“As a result, a contagion of crime has infected virtually every neighborhood under their charge,” claims Cotton.

Cotton references a number of examples to support his claim, for instance in Chicago, the Cook County state’s attorney Kim Foxx allows theft under $1,000 to go unpunished, Manhattan’s district attorney refuses to enforce laws against prostitution, and in Baltimore, the state’s attorney has unilaterally declared the war on drugs “over” and is refusing to criminally charge drug users in the middle of the worst drug crisis in American history.
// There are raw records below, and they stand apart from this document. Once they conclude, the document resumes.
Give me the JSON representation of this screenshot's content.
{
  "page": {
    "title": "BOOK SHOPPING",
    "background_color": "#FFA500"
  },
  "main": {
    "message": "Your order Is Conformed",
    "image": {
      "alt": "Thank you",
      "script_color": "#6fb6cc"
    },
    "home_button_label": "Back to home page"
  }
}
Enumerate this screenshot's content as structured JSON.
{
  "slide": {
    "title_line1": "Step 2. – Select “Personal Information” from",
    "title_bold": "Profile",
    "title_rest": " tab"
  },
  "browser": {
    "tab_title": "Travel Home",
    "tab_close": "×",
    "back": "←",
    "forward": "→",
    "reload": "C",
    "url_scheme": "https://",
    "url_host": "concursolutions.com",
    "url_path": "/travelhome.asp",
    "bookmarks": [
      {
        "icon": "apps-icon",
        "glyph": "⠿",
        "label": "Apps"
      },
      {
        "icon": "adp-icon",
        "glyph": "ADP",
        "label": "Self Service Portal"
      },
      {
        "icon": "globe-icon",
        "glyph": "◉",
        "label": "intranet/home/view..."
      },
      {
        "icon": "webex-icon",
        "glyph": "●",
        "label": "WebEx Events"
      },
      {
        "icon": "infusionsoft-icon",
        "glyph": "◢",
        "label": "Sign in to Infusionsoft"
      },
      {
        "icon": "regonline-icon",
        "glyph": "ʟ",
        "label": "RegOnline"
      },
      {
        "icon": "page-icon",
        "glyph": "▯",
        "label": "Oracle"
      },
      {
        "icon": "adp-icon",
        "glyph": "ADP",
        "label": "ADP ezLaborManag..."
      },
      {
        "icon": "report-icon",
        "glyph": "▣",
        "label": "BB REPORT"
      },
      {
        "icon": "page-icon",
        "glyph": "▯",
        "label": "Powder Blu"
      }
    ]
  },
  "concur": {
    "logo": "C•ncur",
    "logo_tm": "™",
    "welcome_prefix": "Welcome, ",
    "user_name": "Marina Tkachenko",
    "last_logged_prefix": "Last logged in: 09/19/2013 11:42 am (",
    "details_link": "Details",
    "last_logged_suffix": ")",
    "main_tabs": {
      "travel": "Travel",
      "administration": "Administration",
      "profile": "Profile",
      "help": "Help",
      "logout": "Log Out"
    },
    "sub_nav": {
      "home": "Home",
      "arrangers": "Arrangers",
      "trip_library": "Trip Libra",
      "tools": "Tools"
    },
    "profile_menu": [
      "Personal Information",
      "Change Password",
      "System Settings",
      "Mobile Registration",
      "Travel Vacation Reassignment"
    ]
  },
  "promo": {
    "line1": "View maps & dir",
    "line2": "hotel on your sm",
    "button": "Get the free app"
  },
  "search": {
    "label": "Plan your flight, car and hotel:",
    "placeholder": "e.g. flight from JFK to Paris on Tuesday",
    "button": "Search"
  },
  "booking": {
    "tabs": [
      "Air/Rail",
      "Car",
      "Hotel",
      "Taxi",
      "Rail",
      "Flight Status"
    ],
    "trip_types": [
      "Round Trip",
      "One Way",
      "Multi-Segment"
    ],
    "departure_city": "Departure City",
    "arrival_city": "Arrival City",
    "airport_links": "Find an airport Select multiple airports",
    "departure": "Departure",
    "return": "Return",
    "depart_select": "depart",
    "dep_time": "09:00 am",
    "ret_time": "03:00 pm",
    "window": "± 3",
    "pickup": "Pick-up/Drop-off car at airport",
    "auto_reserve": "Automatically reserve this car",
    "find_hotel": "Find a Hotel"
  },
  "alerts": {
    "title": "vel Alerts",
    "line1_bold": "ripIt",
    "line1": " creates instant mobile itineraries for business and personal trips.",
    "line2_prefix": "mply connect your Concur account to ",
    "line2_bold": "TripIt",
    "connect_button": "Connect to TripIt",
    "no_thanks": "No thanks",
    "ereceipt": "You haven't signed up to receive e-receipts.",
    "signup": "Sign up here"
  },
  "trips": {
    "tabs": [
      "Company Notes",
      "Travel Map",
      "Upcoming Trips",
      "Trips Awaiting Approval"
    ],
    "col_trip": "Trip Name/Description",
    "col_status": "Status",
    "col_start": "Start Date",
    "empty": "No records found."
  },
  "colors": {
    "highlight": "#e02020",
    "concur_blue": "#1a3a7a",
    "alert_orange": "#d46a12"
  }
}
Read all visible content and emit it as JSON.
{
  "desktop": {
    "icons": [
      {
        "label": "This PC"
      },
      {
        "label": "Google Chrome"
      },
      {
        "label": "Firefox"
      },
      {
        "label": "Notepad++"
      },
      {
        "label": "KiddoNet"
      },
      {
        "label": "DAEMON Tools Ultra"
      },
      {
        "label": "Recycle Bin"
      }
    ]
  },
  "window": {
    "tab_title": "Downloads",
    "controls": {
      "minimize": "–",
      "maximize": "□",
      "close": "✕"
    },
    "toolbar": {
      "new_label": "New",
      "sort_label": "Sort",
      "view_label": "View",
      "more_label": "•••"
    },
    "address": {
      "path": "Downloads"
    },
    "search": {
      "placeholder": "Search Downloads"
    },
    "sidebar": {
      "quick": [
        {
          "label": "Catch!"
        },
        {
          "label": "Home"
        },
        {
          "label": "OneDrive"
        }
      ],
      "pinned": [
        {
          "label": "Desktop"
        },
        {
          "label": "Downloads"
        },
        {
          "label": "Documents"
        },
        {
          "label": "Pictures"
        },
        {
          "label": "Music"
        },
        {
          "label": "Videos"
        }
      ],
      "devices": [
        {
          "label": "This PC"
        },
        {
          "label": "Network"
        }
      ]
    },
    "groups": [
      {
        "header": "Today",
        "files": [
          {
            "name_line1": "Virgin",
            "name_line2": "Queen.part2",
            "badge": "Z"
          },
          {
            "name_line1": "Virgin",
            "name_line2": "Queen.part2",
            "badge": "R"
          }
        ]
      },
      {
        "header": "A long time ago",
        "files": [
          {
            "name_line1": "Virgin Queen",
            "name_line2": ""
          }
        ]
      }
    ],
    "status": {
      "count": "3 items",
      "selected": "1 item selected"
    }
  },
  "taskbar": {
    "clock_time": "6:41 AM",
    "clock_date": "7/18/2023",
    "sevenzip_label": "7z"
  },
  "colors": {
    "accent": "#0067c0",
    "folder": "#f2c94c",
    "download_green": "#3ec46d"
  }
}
The price these cities are paying for their far-left state attorney generals is devastating. Homicides in Chicago rose by 56 percent, in New York City murder increased 47 percent and shootings soared 97 percent.

Senator Cotton also points out that in 2020, the murder rate in Baltimore was higher than El Salvador and Guatemala, and this year the city’s murder rate is on track to be even higher. Murder in Los Angeles rose 36 percent last year and is on track to rise another 17 percent this year.

In Boston, another Soros-backed district attorney published a list of 15 crimes that she would refuse to prosecute except under special circumstances. Among the charges on her “do not prosecute” list were drug trafficking, malicious destruction of property, trespassing, driving with a revoked license, and resisting arrest.

As a result, the number of murders in Boston skyrocketed by 38 percent in 2020. In recognition for her “stellar” performance, President Joe Biden nominated her to take over the U.S. Attorney General’s office in Massachusetts, points out Cotton.

The worst of all example is the Soros prosecutor and far-left mayor run city of San Francisco, where the anarchy caused Chesa Boudin, who is the son of a couple convicted for murdering a police officer, is well reported. But Cotton also points out that part of Soros’ success in undermining the U.S. justice system and law and order on U.S. city streets was a soft-on-crime Republican Party, that tried to win applause from the liberals in order to attract moderate swing voters. Republicans, for instance, helped pass the pro-criminal First Step Act that reduced sentences for serious offenders, like drug dealers and child predators.

In Europe, Soros is still called a philanthropist and is regarded as a supporter of good causes, while the European Union’s establishment is utterly oblivious to the dangers that his influence brings. Criticism of the U.S. oligarch is still associated with far-right sentiments, and those pointing at the devastation that groups and individuals financed by his money bring are called anti-Semites. Perhaps Senator Cotton’s figures and observations can help our politicians get their bearings before Europe’s streets start resembling those of soon-to-be third-world San Francisco or Philadelphia.